What you have to do: Determine how many lines in these records hold "Invite". Only the number is wanted.

==== Recorded data ====

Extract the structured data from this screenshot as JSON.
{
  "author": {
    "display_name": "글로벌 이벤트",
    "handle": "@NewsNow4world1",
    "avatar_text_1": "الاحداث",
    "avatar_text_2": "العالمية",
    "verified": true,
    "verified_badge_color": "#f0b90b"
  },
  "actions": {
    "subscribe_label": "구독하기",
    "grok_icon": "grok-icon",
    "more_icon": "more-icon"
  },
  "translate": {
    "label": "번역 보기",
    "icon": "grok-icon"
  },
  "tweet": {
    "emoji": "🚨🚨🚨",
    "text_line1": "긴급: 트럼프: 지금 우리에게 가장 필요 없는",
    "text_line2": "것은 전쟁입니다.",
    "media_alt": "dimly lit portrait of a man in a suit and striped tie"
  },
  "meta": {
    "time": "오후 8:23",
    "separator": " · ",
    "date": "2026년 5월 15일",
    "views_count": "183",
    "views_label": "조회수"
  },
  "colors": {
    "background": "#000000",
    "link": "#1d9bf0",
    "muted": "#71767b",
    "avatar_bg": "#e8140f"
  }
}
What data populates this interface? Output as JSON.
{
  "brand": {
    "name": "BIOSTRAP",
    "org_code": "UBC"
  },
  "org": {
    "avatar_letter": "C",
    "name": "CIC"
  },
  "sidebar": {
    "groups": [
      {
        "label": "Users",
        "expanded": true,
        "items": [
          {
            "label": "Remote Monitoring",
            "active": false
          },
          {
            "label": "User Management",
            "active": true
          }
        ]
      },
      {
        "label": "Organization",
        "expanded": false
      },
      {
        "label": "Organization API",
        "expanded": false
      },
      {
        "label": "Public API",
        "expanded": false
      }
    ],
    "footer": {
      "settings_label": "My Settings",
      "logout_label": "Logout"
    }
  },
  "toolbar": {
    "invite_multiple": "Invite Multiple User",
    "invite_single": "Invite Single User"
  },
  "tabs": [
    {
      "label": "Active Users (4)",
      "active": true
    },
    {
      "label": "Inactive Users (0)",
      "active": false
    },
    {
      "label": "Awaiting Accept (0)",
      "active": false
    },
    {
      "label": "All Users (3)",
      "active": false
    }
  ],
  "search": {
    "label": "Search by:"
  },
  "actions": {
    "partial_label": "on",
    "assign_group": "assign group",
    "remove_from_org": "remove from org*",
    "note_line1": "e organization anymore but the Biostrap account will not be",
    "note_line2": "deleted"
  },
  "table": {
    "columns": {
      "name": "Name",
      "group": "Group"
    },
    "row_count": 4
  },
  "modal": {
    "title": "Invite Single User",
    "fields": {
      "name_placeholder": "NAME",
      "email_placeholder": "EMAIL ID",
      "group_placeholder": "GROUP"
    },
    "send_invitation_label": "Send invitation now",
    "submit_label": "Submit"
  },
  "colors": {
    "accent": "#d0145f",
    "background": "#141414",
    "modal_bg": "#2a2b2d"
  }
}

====

Output for this exercise: 3